Can Otterbein Keep Ohio in the Pool B Biz?
For a long time, Ohio was the land of Pool B. The programs in the North Coast Athletic Conference gobbled up the independent bids at an alarming rate by utilizing their above average schedules and talented rosters. That's all over now, with the NCAC finally joining the Pool A/C party this spring.
But the Buckeye state is not completely devoid of Pool B hopefuls.
The nascent Ohio Athletic Conference, which will have three full varsity programs in 2013 and six in 2014, has the potential to fill the vacuum in the near future. The best candidate to give it a run this spring?
Located in Westerville, Ohio, Otterbein is the most mature men's lacrosse program out of all the schools in the state and could feasibly be in the running for one of the yet to be determined number of independent bids.
"We're not living in fantasyland, but we don't want to sell ourselves short," said Colin Hartnett, Otterbein's head coach, about the program's prospects in 2013.
For the first time in program history, the Cardinals will have four-year seniors on the roster. Established in 2010, Otterbein has made steady improvement – 4-11 in '10, 7-10 in '11 and 9-6 last spring – and now the next step could be to join the hunt for the postseason with an experienced group that has a clearer path to the NCAAs.
"We've got some guys who have been with us for three and four years that are going to be a big factor in how we're going to do this year," said Hartnett.
The Cardinals lose just one starter off last year's edition, and return senior Andrew Donatelli (18g, 12a) and junior Mikey O'Neil (23g, 20a) on attack, which should be the deepest unit in '13. The midfield corps, paced by Jeff Reese (14g, 4a) and Pat Teynor (7g, 4a), will continue to be a sum of its parts. Hartnett says "we don't have one player who outshines the others."
The defense returns just about everyone, and Otterbein has four goalies returning who saw action last year.
As the NCAC showed, competing in Pool B is as much about scheduling as anything else. This might be where Otterbein has its biggest advantage. The Cardinals are playing four NCAC teams, including Ohio Wesleyan and Wittenberg, which will help the RPI, but will also be playing many of the teams they will grapple with for the Pool B bids.
Hartnett is bringing his club down to play independents Ferrum and Greensboro before traveling to St. Vincent and hosting Whittier. If they can sweep those games – and keep their record at .500 or better – the Cardinals should be in the driver's seat. Winning tough games on the road will be key in achieving the latter.
Last year, five of Otterbein's six losses came away from Westerville. Can that be changed?
"We hope so," Hartnett said. "Hopefully a little more age and being a little older and a little smarter and a little better will push us over the top in games like that."
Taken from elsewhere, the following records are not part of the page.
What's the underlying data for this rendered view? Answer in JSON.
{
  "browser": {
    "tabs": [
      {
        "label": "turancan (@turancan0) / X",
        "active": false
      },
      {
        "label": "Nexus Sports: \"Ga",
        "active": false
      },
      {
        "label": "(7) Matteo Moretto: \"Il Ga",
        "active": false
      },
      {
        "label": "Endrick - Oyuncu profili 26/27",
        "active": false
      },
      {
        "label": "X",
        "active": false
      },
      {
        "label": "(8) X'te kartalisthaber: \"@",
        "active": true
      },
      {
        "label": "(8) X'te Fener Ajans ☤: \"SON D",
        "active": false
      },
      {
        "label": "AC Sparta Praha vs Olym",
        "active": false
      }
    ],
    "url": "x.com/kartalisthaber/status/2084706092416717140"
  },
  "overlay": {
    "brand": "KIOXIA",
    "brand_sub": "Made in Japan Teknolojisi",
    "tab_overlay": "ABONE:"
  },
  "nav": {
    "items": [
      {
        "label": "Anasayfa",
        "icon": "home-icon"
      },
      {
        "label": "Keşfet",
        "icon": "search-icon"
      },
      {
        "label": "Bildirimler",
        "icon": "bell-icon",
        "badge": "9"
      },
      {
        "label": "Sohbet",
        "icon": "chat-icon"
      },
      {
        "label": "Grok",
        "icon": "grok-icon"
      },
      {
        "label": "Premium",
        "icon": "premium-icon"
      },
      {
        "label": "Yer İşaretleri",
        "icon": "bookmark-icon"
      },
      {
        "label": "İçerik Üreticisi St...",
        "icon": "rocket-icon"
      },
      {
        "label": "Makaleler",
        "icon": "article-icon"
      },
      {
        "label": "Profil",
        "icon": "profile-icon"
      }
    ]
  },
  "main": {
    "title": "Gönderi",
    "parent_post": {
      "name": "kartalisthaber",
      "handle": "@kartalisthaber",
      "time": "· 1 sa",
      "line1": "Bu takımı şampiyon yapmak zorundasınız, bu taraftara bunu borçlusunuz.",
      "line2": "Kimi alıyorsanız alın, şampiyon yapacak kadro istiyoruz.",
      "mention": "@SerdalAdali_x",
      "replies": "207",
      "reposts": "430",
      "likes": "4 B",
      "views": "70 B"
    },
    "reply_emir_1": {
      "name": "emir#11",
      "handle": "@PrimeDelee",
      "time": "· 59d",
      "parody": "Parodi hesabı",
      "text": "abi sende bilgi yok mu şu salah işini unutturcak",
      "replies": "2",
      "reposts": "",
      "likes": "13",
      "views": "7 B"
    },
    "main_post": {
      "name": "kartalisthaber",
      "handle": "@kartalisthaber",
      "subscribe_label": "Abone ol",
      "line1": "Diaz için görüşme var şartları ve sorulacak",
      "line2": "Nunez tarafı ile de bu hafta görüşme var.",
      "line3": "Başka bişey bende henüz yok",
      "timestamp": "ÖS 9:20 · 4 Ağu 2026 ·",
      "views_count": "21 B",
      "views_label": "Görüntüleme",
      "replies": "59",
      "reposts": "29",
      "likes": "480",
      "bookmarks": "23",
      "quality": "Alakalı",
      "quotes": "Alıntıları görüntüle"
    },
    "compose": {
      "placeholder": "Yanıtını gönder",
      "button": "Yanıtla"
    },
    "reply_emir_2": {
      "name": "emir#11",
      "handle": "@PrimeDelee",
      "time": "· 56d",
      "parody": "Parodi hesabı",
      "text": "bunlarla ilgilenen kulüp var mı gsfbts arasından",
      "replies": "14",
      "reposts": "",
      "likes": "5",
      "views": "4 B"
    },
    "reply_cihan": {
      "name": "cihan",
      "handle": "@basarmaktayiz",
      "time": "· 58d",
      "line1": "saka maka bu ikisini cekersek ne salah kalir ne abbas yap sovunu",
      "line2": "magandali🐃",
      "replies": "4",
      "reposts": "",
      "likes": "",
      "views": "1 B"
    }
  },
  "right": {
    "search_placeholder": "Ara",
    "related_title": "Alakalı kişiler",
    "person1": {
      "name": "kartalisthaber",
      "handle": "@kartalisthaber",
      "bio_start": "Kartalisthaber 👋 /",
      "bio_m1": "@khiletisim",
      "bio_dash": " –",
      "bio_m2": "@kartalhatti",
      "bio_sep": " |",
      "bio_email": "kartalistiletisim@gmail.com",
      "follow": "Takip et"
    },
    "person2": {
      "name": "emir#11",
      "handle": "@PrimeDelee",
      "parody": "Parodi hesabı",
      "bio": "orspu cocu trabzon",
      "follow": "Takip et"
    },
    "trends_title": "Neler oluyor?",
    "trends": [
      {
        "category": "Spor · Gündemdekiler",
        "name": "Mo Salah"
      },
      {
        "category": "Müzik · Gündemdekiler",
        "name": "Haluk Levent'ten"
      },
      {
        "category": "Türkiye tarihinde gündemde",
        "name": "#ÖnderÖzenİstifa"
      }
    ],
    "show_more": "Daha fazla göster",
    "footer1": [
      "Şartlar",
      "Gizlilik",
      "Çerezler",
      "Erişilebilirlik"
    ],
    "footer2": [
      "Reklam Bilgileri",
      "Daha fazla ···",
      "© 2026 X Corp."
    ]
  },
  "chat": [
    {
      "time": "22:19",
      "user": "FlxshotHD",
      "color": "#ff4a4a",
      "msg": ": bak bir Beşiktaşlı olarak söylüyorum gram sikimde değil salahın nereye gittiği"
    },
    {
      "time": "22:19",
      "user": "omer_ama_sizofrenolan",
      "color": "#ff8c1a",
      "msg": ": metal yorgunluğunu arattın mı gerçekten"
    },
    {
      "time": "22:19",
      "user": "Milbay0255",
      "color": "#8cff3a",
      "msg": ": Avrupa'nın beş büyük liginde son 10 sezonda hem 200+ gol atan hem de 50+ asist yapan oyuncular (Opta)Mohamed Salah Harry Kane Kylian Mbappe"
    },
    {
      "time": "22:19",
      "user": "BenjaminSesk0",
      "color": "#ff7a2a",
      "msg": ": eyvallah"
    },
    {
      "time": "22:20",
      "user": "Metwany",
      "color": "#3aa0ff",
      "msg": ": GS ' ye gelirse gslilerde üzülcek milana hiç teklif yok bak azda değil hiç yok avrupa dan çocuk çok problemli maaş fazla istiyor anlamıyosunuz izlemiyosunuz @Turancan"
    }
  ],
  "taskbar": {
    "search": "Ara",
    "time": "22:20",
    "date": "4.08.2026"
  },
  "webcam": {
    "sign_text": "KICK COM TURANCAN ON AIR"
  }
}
Like the NCAC before them, the Pool B days for the OAC schools may be numbered. With Mount Union and Wilmington joining Otterbein this spring, and then Baldwin-Wallace, Capital and John Carroll coming online in 2014, the league is just one school away from garnering an AQ. With four institutions currently without the sport – Heidelberg, Marietta, Muskingum and Ohio Northern – the odds are pretty good in the near future.
"I hear rumors," said Hartnett.
It will be only then that Ohio will no longer be in the Pool B business.